The attached letter was written by Ralph Nader for  To contact the Time for a Raise Campaign or to schedule an interview with Ralph Nader, email Frank Garvey at [email protected] or call 717-565-9384





Ralph Nader Letter to Speaker of the House John Boehner

The Honorable John Boehner
Speaker of the House
H-232, The Capitol
Washington, DC 20515

March 5, 2014

Dear Speaker Boehner,

What will it take for you to bring a raise in the minimum wage to a vote?  A recent poll shows that 80% of Americans, including 62% of Republicans, support raising the minimum wage. Seven Nobel Laureate economists explained that a moderate increase in the minimum wage would “provide a much-needed boost to the earnings of low-wage workers” while having “little or no negative effect on the employment of minimum-wage workers.” Conservatives Ron Unz, Peter Thiel and Phyllis Schlafly argue eloquently that a higher minimum wage will decrease public assistance spending. And yet, you still refuse to let “The People’s House” vote on this broadly popular, long-awaited and much-needed raise in the heavily lagging minimum wage.
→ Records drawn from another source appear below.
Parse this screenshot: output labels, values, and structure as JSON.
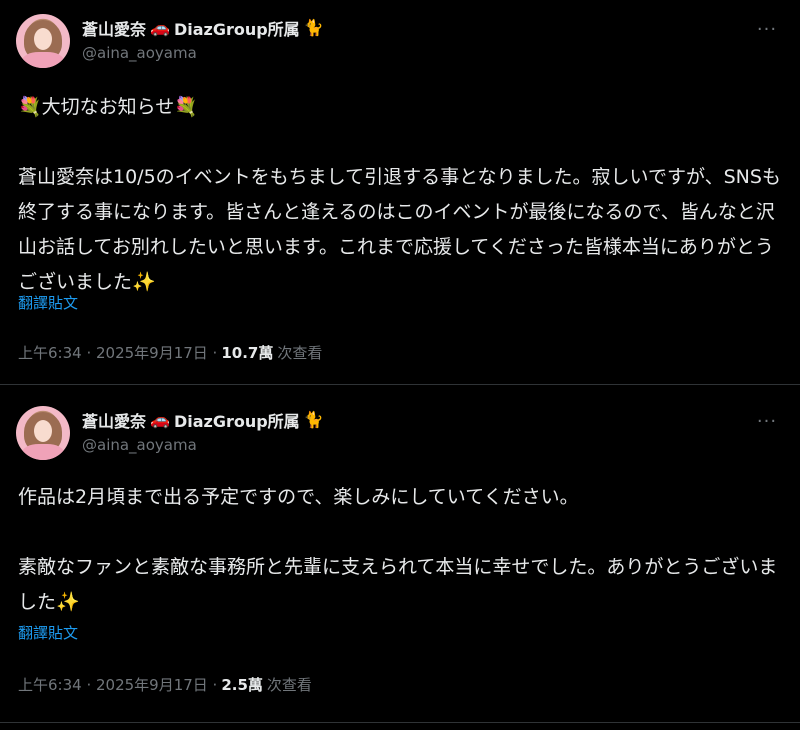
{
  "tweets": [
    {
      "author_name": "蒼山愛奈",
      "author_suffix": "DiazGroup所属",
      "emoji_car": "🚗",
      "emoji_cat": "🐈",
      "handle": "@aina_aoyama",
      "more_label": "···",
      "body": "💐大切なお知らせ💐\n\n蒼山愛奈は10/5のイベントをもちまして引退する事となりました。寂しいですが、SNSも終了する事になります。皆さんと逢えるのはこのイベントが最後になるので、皆んなと沢山お話してお別れしたいと思います。これまで応援してくださった皆様本当にありがとうございました✨",
      "translate_label": "翻譯貼文",
      "time": "上午6:34 · 2025年9月17日 ·",
      "views": "10.7萬",
      "views_label": "次查看"
    },
    {
      "author_name": "蒼山愛奈",
      "author_suffix": "DiazGroup所属",
      "emoji_car": "🚗",
      "emoji_cat": "🐈",
      "handle": "@aina_aoyama",
      "more_label": "···",
      "body": "作品は2月頃まで出る予定ですので、楽しみにしていてください。\n\n素敵なファンと素敵な事務所と先輩に支えられて本当に幸せでした。ありがとうございました✨",
      "translate_label": "翻譯貼文",
      "time": "上午6:34 · 2025年9月17日 ·",
      "views": "2.5萬",
      "views_label": "次查看"
    }
  ]
}
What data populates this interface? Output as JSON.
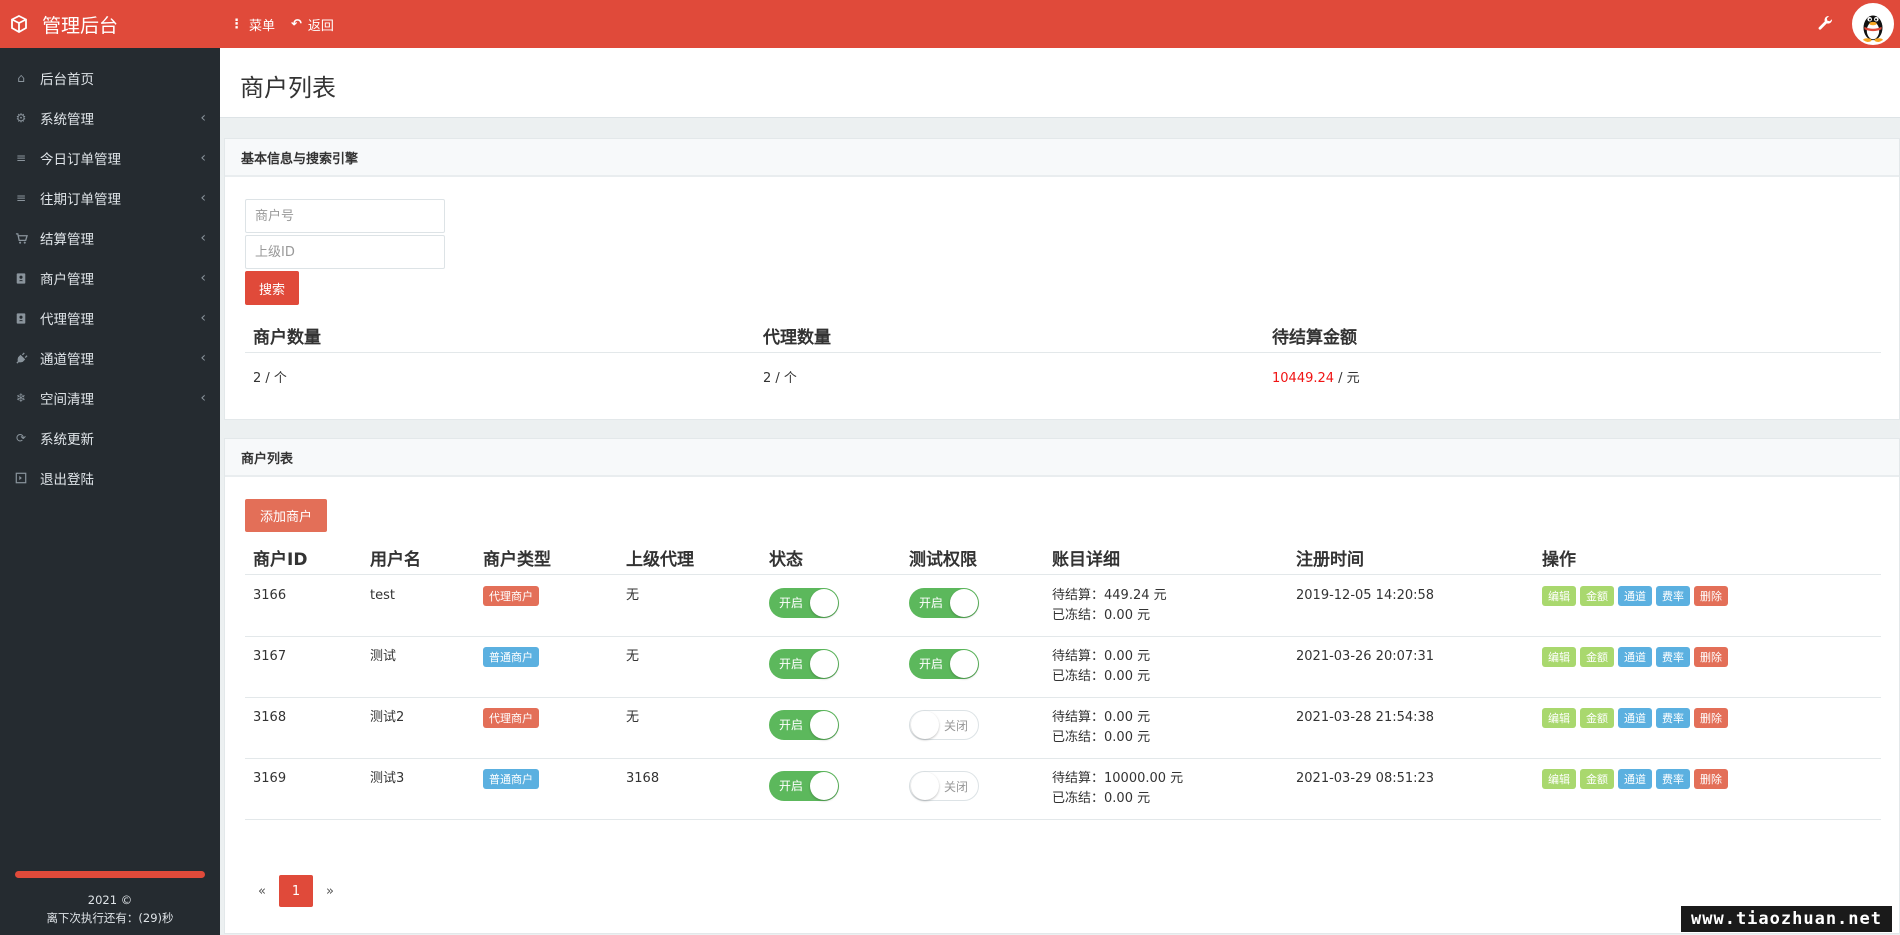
{
  "topbar": {
    "brand": "管理后台",
    "menu_label": "菜单",
    "back_label": "返回"
  },
  "sidebar": {
    "items": [
      {
        "label": "后台首页",
        "icon": "home-icon",
        "submenu": false
      },
      {
        "label": "系统管理",
        "icon": "gears-icon",
        "submenu": true
      },
      {
        "label": "今日订单管理",
        "icon": "list-icon",
        "submenu": true
      },
      {
        "label": "往期订单管理",
        "icon": "list-icon",
        "submenu": true
      },
      {
        "label": "结算管理",
        "icon": "cart-icon",
        "submenu": true
      },
      {
        "label": "商户管理",
        "icon": "contact-book-icon",
        "submenu": true
      },
      {
        "label": "代理管理",
        "icon": "contact-book-icon",
        "submenu": true
      },
      {
        "label": "通道管理",
        "icon": "plug-icon",
        "submenu": true
      },
      {
        "label": "空间清理",
        "icon": "snowflake-icon",
        "submenu": true
      },
      {
        "label": "系统更新",
        "icon": "refresh-icon",
        "submenu": false
      },
      {
        "label": "退出登陆",
        "icon": "logout-icon",
        "submenu": false
      }
    ],
    "footer_year": "2021 ©",
    "footer_countdown": "离下次执行还有：(29)秒"
  },
  "page": {
    "title": "商户列表"
  },
  "search_panel": {
    "title": "基本信息与搜索引擎",
    "merchant_no_placeholder": "商户号",
    "parent_id_placeholder": "上级ID",
    "search_button": "搜索",
    "stats_headers": [
      "商户数量",
      "代理数量",
      "待结算金额"
    ],
    "merchant_count": "2",
    "agent_count": "2",
    "count_unit": "/ 个",
    "pending_amount": "10449.24",
    "amount_unit": "/ 元"
  },
  "list_panel": {
    "title": "商户列表",
    "add_button": "添加商户",
    "columns": [
      "商户ID",
      "用户名",
      "商户类型",
      "上级代理",
      "状态",
      "测试权限",
      "账目详细",
      "注册时间",
      "操作"
    ],
    "pending_prefix": "待结算：",
    "frozen_prefix": "已冻结：",
    "rows": [
      {
        "id": "3166",
        "username": "test",
        "type": "代理商户",
        "type_color": "#e36f58",
        "parent": "无",
        "status": "开启",
        "status_on": true,
        "test": "开启",
        "test_on": true,
        "pending": "449.24 元",
        "frozen": "0.00 元",
        "registered": "2019-12-05 14:20:58"
      },
      {
        "id": "3167",
        "username": "测试",
        "type": "普通商户",
        "type_color": "#5bb0e0",
        "parent": "无",
        "status": "开启",
        "status_on": true,
        "test": "开启",
        "test_on": true,
        "pending": "0.00 元",
        "frozen": "0.00 元",
        "registered": "2021-03-26 20:07:31"
      },
      {
        "id": "3168",
        "username": "测试2",
        "type": "代理商户",
        "type_color": "#e36f58",
        "parent": "无",
        "status": "开启",
        "status_on": true,
        "test": "关闭",
        "test_on": false,
        "pending": "0.00 元",
        "frozen": "0.00 元",
        "registered": "2021-03-28 21:54:38"
      },
      {
        "id": "3169",
        "username": "测试3",
        "type": "普通商户",
        "type_color": "#5bb0e0",
        "parent": "3168",
        "status": "开启",
        "status_on": true,
        "test": "关闭",
        "test_on": false,
        "pending": "10000.00 元",
        "frozen": "0.00 元",
        "registered": "2021-03-29 08:51:23"
      }
    ],
    "actions": [
      {
        "label": "编辑",
        "color": "#a9d86e"
      },
      {
        "label": "金额",
        "color": "#a9d86e"
      },
      {
        "label": "通道",
        "color": "#5bb0e0"
      },
      {
        "label": "费率",
        "color": "#5bb0e0"
      },
      {
        "label": "删除",
        "color": "#e36f58"
      }
    ],
    "pager": {
      "prev": "«",
      "current": "1",
      "next": "»"
    }
  },
  "watermark": "www.tiaozhuan.net",
  "colors": {
    "brand": "#e04a3a",
    "sidebar_bg": "#252b30",
    "toggle_on": "#5cb85c"
  }
}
Despite your lack of support for this long overdue restoration of the minimum wage to its peak purchasing power, I present the appeal of another constituency: six members of your own caucus. In July 2006, 26 Republican House members, including six current members of Congress, wrote you a letter urging you to schedule a vote on providing a “substantial increases in the minimum wage.” In the letter, they argued that the annual income of a minimum wage employee working full time — $10,700 per year — would leave a single parent with two children thousands of dollars below the federal poverty line.  They capped their argument with the strong and powerful statement: “Nobody working full time should have to live in poverty.”

Today, the poverty line for a single parent with two children is $19,790, which by 2016, adjusted for inflation, will be $20,633 per year, still thousands of dollars above the annual income of a minimum […]
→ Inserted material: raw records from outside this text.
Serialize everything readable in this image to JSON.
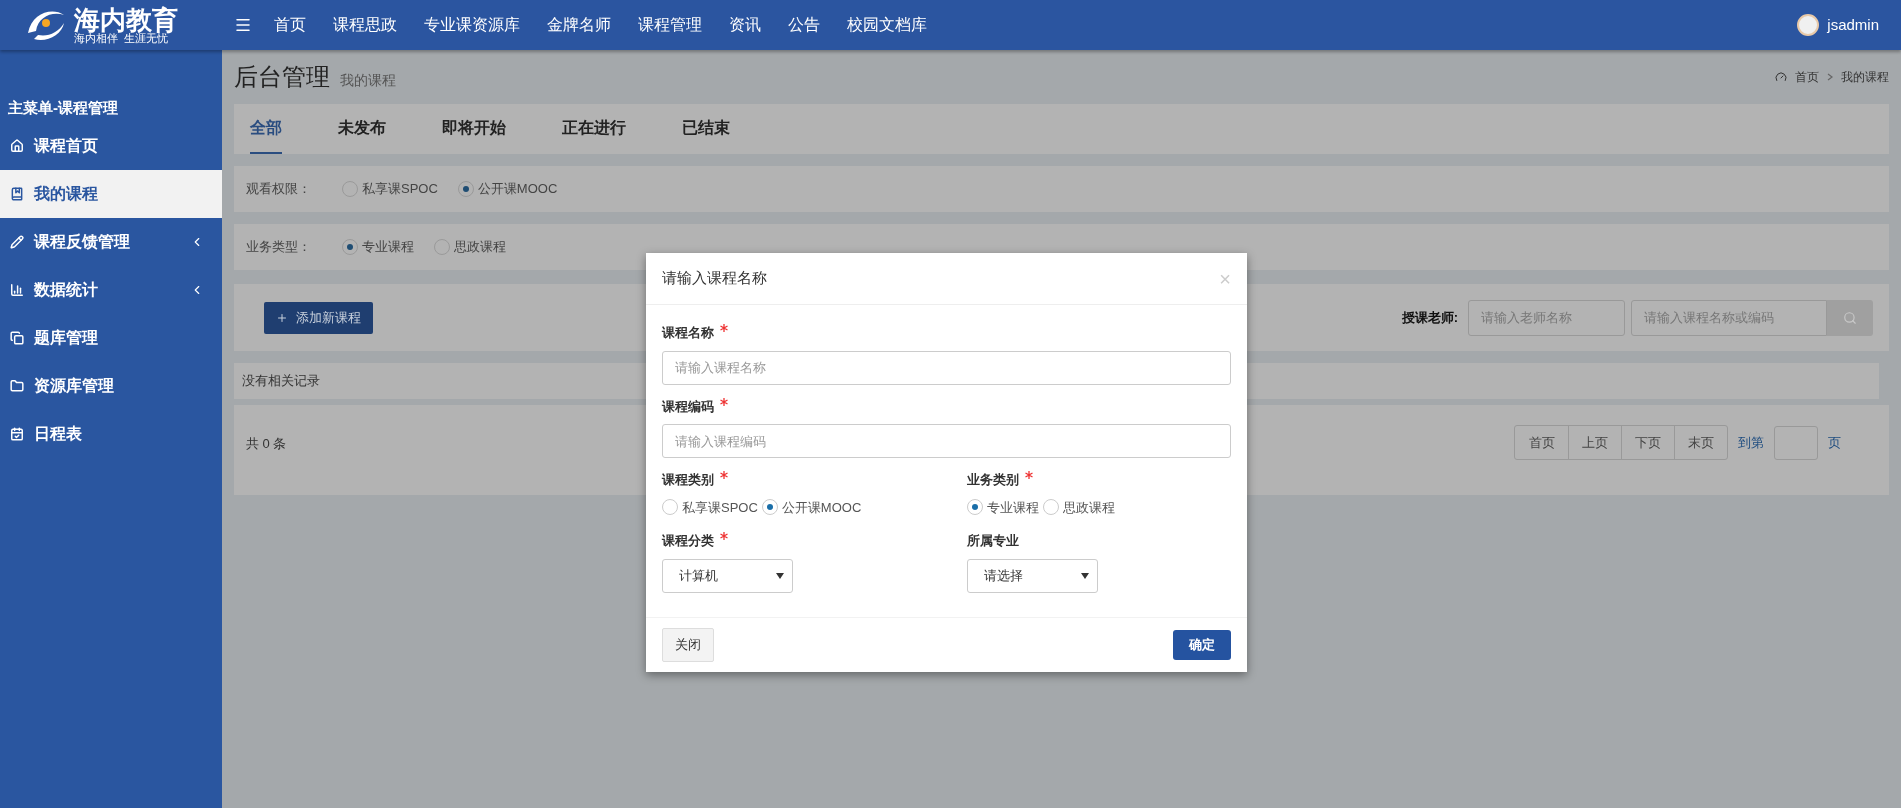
{
  "header": {
    "logo_title": "海内教育",
    "logo_slogan": "海内相伴  生涯无忧",
    "nav": [
      "首页",
      "课程思政",
      "专业课资源库",
      "金牌名师",
      "课程管理",
      "资讯",
      "公告",
      "校园文档库"
    ],
    "user": "jsadmin"
  },
  "sidebar": {
    "title": "主菜单-课程管理",
    "items": [
      {
        "label": "课程首页",
        "selected": false,
        "has_submenu": false
      },
      {
        "label": "我的课程",
        "selected": true,
        "has_submenu": false
      },
      {
        "label": "课程反馈管理",
        "selected": false,
        "has_submenu": true
      },
      {
        "label": "数据统计",
        "selected": false,
        "has_submenu": true
      },
      {
        "label": "题库管理",
        "selected": false,
        "has_submenu": false
      },
      {
        "label": "资源库管理",
        "selected": false,
        "has_submenu": false
      },
      {
        "label": "日程表",
        "selected": false,
        "has_submenu": false
      }
    ]
  },
  "page": {
    "title": "后台管理",
    "subtitle": "我的课程",
    "breadcrumb": [
      "首页",
      "我的课程"
    ]
  },
  "tabs": [
    {
      "label": "全部",
      "selected": true
    },
    {
      "label": "未发布",
      "selected": false
    },
    {
      "label": "即将开始",
      "selected": false
    },
    {
      "label": "正在进行",
      "selected": false
    },
    {
      "label": "已结束",
      "selected": false
    }
  ],
  "filters": [
    {
      "label": "观看权限：",
      "options": [
        {
          "label": "私享课SPOC",
          "selected": false
        },
        {
          "label": "公开课MOOC",
          "selected": true
        }
      ]
    },
    {
      "label": "业务类型：",
      "options": [
        {
          "label": "专业课程",
          "selected": true
        },
        {
          "label": "思政课程",
          "selected": false
        }
      ]
    }
  ],
  "toolbar": {
    "add_button": "添加新课程",
    "teacher_label": "授课老师:",
    "teacher_placeholder": "请输入老师名称",
    "search_placeholder": "请输入课程名称或编码"
  },
  "empty_message": "没有相关记录",
  "pager": {
    "total": "共 0 条",
    "buttons": [
      "首页",
      "上页",
      "下页",
      "末页"
    ],
    "goto": "到第",
    "page_suffix": "页"
  },
  "dialog": {
    "title": "请输入课程名称",
    "close": "×",
    "text_fields": [
      {
        "label": "课程名称",
        "required": true,
        "placeholder": "请输入课程名称"
      },
      {
        "label": "课程编码",
        "required": true,
        "placeholder": "请输入课程编码"
      }
    ],
    "radio_groups": [
      {
        "label": "课程类别",
        "required": true,
        "options": [
          {
            "label": "私享课SPOC",
            "selected": false
          },
          {
            "label": "公开课MOOC",
            "selected": true
          }
        ]
      },
      {
        "label": "业务类别",
        "required": true,
        "options": [
          {
            "label": "专业课程",
            "selected": true
          },
          {
            "label": "思政课程",
            "selected": false
          }
        ]
      }
    ],
    "selects": [
      {
        "label": "课程分类",
        "required": true,
        "value": "计算机"
      },
      {
        "label": "所属专业",
        "required": false,
        "value": "请选择"
      }
    ],
    "cancel_button": "关闭",
    "confirm_button": "确定"
  }
}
By |March 5th, 2014|Correspondence, Press|Comments Off on Ralph Nader Letter to Speaker of the House John Boehner

Statement by Ralph Nader on Minimum Wage and CBO Release

The Congressional Budget Office’s report on the the effects of a minimum wage increase to $10.10 failed to reflect the modern economic consensus on minimum wage raise’s employment effects. The weight of evidence from the economics literature has found that increases in overall business costs resulting from moderate wage increases are modest and can be absorbed by slight price increases, lower employee turnover costs, and adjusting distribution of companies’ total revenues. In fact, two recent meta­studies of dozens of papers over the past years – the first by Hristos Doucouliagos and T.D. Stanley in 2009 and the second by Paul Wolfson and Dale Belman in 2013 – have concluded that modest minimum wage increases have little to no significant negative employment effects. Even more, the stimulus effects of an increase in wages to at least $10 – monies likely to be spent promptly – could, according to the Economic Policy Institute create as many as 140,000 net new jobs over the phase­in period of the increase.
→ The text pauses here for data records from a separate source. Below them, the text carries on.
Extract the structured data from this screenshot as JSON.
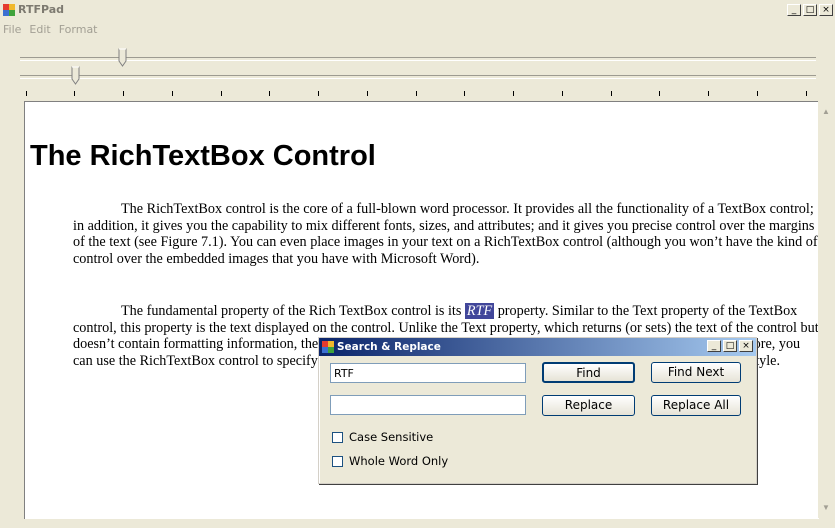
{
  "window": {
    "title": "RTFPad",
    "min_glyph": "_",
    "max_glyph": "□",
    "close_glyph": "×"
  },
  "menu": {
    "items": [
      "File",
      "Edit",
      "Format"
    ]
  },
  "sliders": {
    "first_value": 0.13,
    "second_value": 0.07
  },
  "document": {
    "heading": "The RichTextBox Control",
    "p1": "The RichTextBox control is the core of a full-blown word processor. It provides all the functionality of a TextBox control; in addition, it gives you the capability to mix different fonts, sizes, and attributes; and it gives you precise control over the margins of the text (see Figure 7.1). You can even place images in your text on a RichTextBox control (although you won’t have the kind of control over the embedded images that you have with Microsoft Word).",
    "p2_before": "The fundamental property of the Rich TextBox control is its ",
    "p2_highlight": "RTF",
    "p2_after": " property. Similar to the Text property of the TextBox control, this property is the text displayed on the control. Unlike the Text property, which returns (or sets) the text of the control but doesn’t contain formatting information, the RTF property returns the text along with any formatting information. Therefore, you can use the RichTextBox control to specify the text’s formatting including paragraph indentation, font, and font size or style."
  },
  "dialog": {
    "title": "Search & Replace",
    "min_glyph": "_",
    "max_glyph": "□",
    "close_glyph": "×",
    "search_value": "RTF",
    "replace_value": "",
    "find_label": "Find",
    "find_next_label": "Find Next",
    "replace_label": "Replace",
    "replace_all_label": "Replace All",
    "case_sensitive_label": "Case Sensitive",
    "whole_word_label": "Whole Word Only"
  },
  "colors": {
    "titlebar_active": "#0a246a",
    "highlight": "#41469a"
  }
}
Even more, the $10.10 an hour value by 2016 ­­ which would, by the time it is fully implemented, have a real value of only $9.69 an hour in 2014 dollars ­­ is modest relative to many minimum wage benchmarks. A minimum wage of $10.40 an hour by 2016 would set the minimum wage at half the median wage, which is a standard that the minimum wage levels of most OECD nations (as well as the United States itself in the 1960’s and 1970’s) meet without any employment crises. 100 economists have lent their support to a minimum wage that catches up to the 1968 inflation­adjusted federal minimum wage, which would be $10.92 an hour today. A “March on Washington […]

By |February 20th, 2014|Press|Comments Off on Statement by Ralph Nader on Minimum Wage and CBO Release